Ovetz pulled over.
"When the officer came up to my window, he asked the typical police requests: registration, drivers’ license, insurance card," says Ovetz. "I asked him why he was pulling me over. And he said because of the bumper sticker on my back window."
That sticker says, "No to Empire," in large bold letters, and on the bottom in very small letters, "www.thenation.com," Ovetz notes.
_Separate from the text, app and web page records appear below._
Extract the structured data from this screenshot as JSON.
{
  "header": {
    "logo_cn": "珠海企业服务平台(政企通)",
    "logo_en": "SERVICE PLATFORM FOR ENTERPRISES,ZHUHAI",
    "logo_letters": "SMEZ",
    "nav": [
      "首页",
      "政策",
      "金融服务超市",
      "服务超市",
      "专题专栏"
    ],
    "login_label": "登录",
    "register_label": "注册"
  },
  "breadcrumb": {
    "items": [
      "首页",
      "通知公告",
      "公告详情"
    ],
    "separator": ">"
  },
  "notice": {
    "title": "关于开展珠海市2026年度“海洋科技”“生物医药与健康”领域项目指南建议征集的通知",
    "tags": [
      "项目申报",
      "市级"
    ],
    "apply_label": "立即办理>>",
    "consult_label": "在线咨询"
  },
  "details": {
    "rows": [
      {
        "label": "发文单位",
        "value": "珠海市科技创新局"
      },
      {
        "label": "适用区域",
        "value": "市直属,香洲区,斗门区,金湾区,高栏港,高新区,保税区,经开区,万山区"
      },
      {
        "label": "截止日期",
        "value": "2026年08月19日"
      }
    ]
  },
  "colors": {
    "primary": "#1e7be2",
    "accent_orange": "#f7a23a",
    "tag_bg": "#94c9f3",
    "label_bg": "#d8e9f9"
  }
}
It’s a bumper sticker from The Nation magazine.
Ovetz’s first reaction was to laugh, he says.
Then he recalls the following conversation:
"How could it be illegal for me to have a bumper sticker on my back windshield?"
"It’s obscuring your view."
"You’re just trampling on my free speech rights."
"No sir, I’m just doing my job."
At that point, the officer went back to his squad car for a few minutes.
When he returned, he gave Ovetz a ticket.
That ticket cited part of the vehicle code that prohibits driving a car if the "driver’s clear vision" is "obstructed by snow or ice" on the car windows.
"I’ve never seen snow in June in San Francisco," says Ovetz’s attorney, Ross Dreyer.
The code also says, "No person shall drive any motor vehicle with any object or material placed, displayed, installed, affixed, or applied upon the windshield or side or rear windows."
While this would seem to apply to Ovetz, it also would apply to anyone who puts a college decal on their windshield or their high school athletic team’s name or anything else, for that matter, including stickers endorsing candidates.
The officer’s name is Mike Mitchell (Star number 4160), according to Ovetz, who notified him that he would be publicizing this incident.
"I asked to get the spelling of his name and told him I’ll be doing a press release on this," Ovetz said. "And I asked him, "What if the sticker had said, Yes to Empire, would you have still ticketed me?’ "
According to Ovetz, Officer Mitchell responded: "I don’t care if you’re a Star Wars fan, or not."
Ovetz responded: "You know, clearly you’re just harassing me because of what it says."
The officer remained polite, Ovetz says, and told him that if he removed the sticker, he could go to court and the ticket would be dismissed, possibly with a small fine.
"And I said, ‘I’m not removing the sticker.’ That was pretty much it."
Ovetz believes he was a victim of "selective enforcement because of his political message and the policeman’s own bias."
A lot of other cars have "a spare tire, or another sticker, or a bicycle car rack" that could be cited for obstructing the view, he says.
"We’re filing a petition to the court to have the charges dropped," he says. Ovetz, a professor of political science and sociology at the College of Marin and Cañada College, bemoans the state of our civil liberties. "We can’t even speak about the implication of empire in our country," he says. In his press release, he added: "It is disturbing that in one of the most liberal cities in America, citizens cannot freely express their opinions without fear of government harassment and intimidation."
Sergeant Wilfred Williams is a public information officer at the San Francisco Police Department.
"He can protest the ticket," says Sergeant Williams, who offers "no comment in regards to the officer doing his job."